:: About this task ::
Could you copy every entry exactly, dropping the pictures?

━━━ Data for this task ━━━

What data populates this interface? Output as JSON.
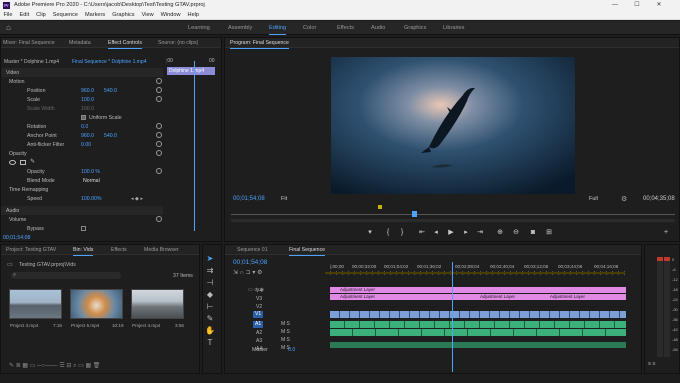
{
  "window": {
    "title": "Adobe Premiere Pro 2020 - C:\\Users\\jacob\\Desktop\\Test\\Testing GTAV.prproj",
    "app_icon": "Pr",
    "minimize": "—",
    "maximize": "☐",
    "close": "✕"
  },
  "menu": [
    "File",
    "Edit",
    "Clip",
    "Sequence",
    "Markers",
    "Graphics",
    "View",
    "Window",
    "Help"
  ],
  "workspaces": [
    "Learning",
    "Assembly",
    "Editing",
    "Color",
    "Effects",
    "Audio",
    "Graphics",
    "Libraries"
  ],
  "workspace_active": "Editing",
  "source_tabs": {
    "mixer": "Mixer: Final Sequence",
    "metadata": "Metadata",
    "effect_controls": "Effect Controls",
    "source": "Source: (no clips)"
  },
  "effect_controls": {
    "master": "Master * Dolphine 1.mp4",
    "sequence": "Final Sequence * Dolphine 1.mp4",
    "ruler_start": ";00",
    "ruler_end": "00",
    "clip_bar": "Dolphine 1.mp4",
    "video_label": "Video",
    "motion": "Motion",
    "position_label": "Position",
    "position_x": "960.0",
    "position_y": "540.0",
    "scale_label": "Scale",
    "scale_val": "100.0",
    "scale_width_label": "Scale Width",
    "scale_width_val": "100.0",
    "uniform_scale": "Uniform Scale",
    "rotation_label": "Rotation",
    "rotation_val": "0.0",
    "anchor_label": "Anchor Point",
    "anchor_x": "960.0",
    "anchor_y": "540.0",
    "antiflicker_label": "Anti-flicker Filter",
    "antiflicker_val": "0.00",
    "opacity": "Opacity",
    "opacity_label": "Opacity",
    "opacity_val": "100.0 %",
    "blend_label": "Blend Mode",
    "blend_val": "Normal",
    "time_remap": "Time Remapping",
    "speed_label": "Speed",
    "speed_val": "100.00%",
    "audio_label": "Audio",
    "volume": "Volume",
    "bypass_label": "Bypass",
    "timecode": "00;01;54;08"
  },
  "program": {
    "tab": "Program: Final Sequence",
    "timecode": "00;01;54;08",
    "fit": "Fit",
    "quality": "Full",
    "duration": "00;04;35;08"
  },
  "project": {
    "tab_project": "Project: Testing GTAV",
    "tab_bin": "Bin: Vids",
    "tab_effects": "Effects",
    "tab_browser": "Media Browser",
    "path": "Testing GTAV.prproj\\Vids",
    "items_count": "37 Items",
    "thumbs": [
      {
        "name": "Project 3.mp4",
        "dur": "7:16"
      },
      {
        "name": "Project 5.mp4",
        "dur": "10:19"
      },
      {
        "name": "Project 4.mp4",
        "dur": "3:56"
      }
    ]
  },
  "timeline": {
    "tab_seq1": "Sequence 01",
    "tab_final": "Final Sequence",
    "timecode": "00;01;54;08",
    "ruler": [
      "|;00;00",
      "00;00;32;00",
      "00;01;04;02",
      "00;01;36;02",
      "00;02;08;04",
      "00;02;40;04",
      "00;03;12;06",
      "00;03;44;06",
      "00;04;16;08"
    ],
    "tracks_video": [
      "V4",
      "V3",
      "V2",
      "V1"
    ],
    "tracks_audio": [
      "A1",
      "A2",
      "A3",
      "A4"
    ],
    "master_label": "Master",
    "master_val": "0.0",
    "adjustment_label": "Adjustment Layer"
  },
  "meter": {
    "scale": [
      "0",
      "-6",
      "-12",
      "-18",
      "-24",
      "-30",
      "-36",
      "-42",
      "-48",
      "-54"
    ],
    "footer": "S  S"
  },
  "colors": {
    "accent": "#4da3ff",
    "adjustment": "#e08ae6",
    "video_clip": "#7b9fd6",
    "audio_clip": "#3bb07a",
    "playhead": "#4da3ff"
  }
}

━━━

:: Exercise result ::
What data populates this interface? Output as JSON.
{
  "window": {
    "title": "Adobe Premiere Pro 2020 - C:\\Users\\jacob\\Desktop\\Test\\Testing GTAV.prproj",
    "app_icon": "Pr",
    "minimize": "—",
    "maximize": "☐",
    "close": "✕"
  },
  "menu": [
    "File",
    "Edit",
    "Clip",
    "Sequence",
    "Markers",
    "Graphics",
    "View",
    "Window",
    "Help"
  ],
  "workspaces": [
    "Learning",
    "Assembly",
    "Editing",
    "Color",
    "Effects",
    "Audio",
    "Graphics",
    "Libraries"
  ],
  "workspace_active": "Editing",
  "source_tabs": {
    "mixer": "Mixer: Final Sequence",
    "metadata": "Metadata",
    "effect_controls": "Effect Controls",
    "source": "Source: (no clips)"
  },
  "effect_controls": {
    "master": "Master * Dolphine 1.mp4",
    "sequence": "Final Sequence * Dolphine 1.mp4",
    "ruler_start": ";00",
    "ruler_end": "00",
    "clip_bar": "Dolphine 1.mp4",
    "video_label": "Video",
    "motion": "Motion",
    "position_label": "Position",
    "position_x": "960.0",
    "position_y": "540.0",
    "scale_label": "Scale",
    "scale_val": "100.0",
    "scale_width_label": "Scale Width",
    "scale_width_val": "100.0",
    "uniform_scale": "Uniform Scale",
    "rotation_label": "Rotation",
    "rotation_val": "0.0",
    "anchor_label": "Anchor Point",
    "anchor_x": "960.0",
    "anchor_y": "540.0",
    "antiflicker_label": "Anti-flicker Filter",
    "antiflicker_val": "0.00",
    "opacity": "Opacity",
    "opacity_label": "Opacity",
    "opacity_val": "100.0 %",
    "blend_label": "Blend Mode",
    "blend_val": "Normal",
    "time_remap": "Time Remapping",
    "speed_label": "Speed",
    "speed_val": "100.00%",
    "audio_label": "Audio",
    "volume": "Volume",
    "bypass_label": "Bypass",
    "timecode": "00;01;54;08"
  },
  "program": {
    "tab": "Program: Final Sequence",
    "timecode": "00;01;54;08",
    "fit": "Fit",
    "quality": "Full",
    "duration": "00;04;35;08"
  },
  "project": {
    "tab_project": "Project: Testing GTAV",
    "tab_bin": "Bin: Vids",
    "tab_effects": "Effects",
    "tab_browser": "Media Browser",
    "path": "Testing GTAV.prproj\\Vids",
    "items_count": "37 Items",
    "thumbs": [
      {
        "name": "Project 3.mp4",
        "dur": "7:16"
      },
      {
        "name": "Project 5.mp4",
        "dur": "10:19"
      },
      {
        "name": "Project 4.mp4",
        "dur": "3:56"
      }
    ]
  },
  "timeline": {
    "tab_seq1": "Sequence 01",
    "tab_final": "Final Sequence",
    "timecode": "00;01;54;08",
    "ruler": [
      "|;00;00",
      "00;00;32;00",
      "00;01;04;02",
      "00;01;36;02",
      "00;02;08;04",
      "00;02;40;04",
      "00;03;12;06",
      "00;03;44;06",
      "00;04;16;08"
    ],
    "tracks_video": [
      "V4",
      "V3",
      "V2",
      "V1"
    ],
    "tracks_audio": [
      "A1",
      "A2",
      "A3",
      "A4"
    ],
    "master_label": "Master",
    "master_val": "0.0",
    "adjustment_label": "Adjustment Layer"
  },
  "meter": {
    "scale": [
      "0",
      "-6",
      "-12",
      "-18",
      "-24",
      "-30",
      "-36",
      "-42",
      "-48",
      "-54"
    ],
    "footer": "S  S"
  },
  "colors": {
    "accent": "#4da3ff",
    "adjustment": "#e08ae6",
    "video_clip": "#7b9fd6",
    "audio_clip": "#3bb07a",
    "playhead": "#4da3ff"
  }
}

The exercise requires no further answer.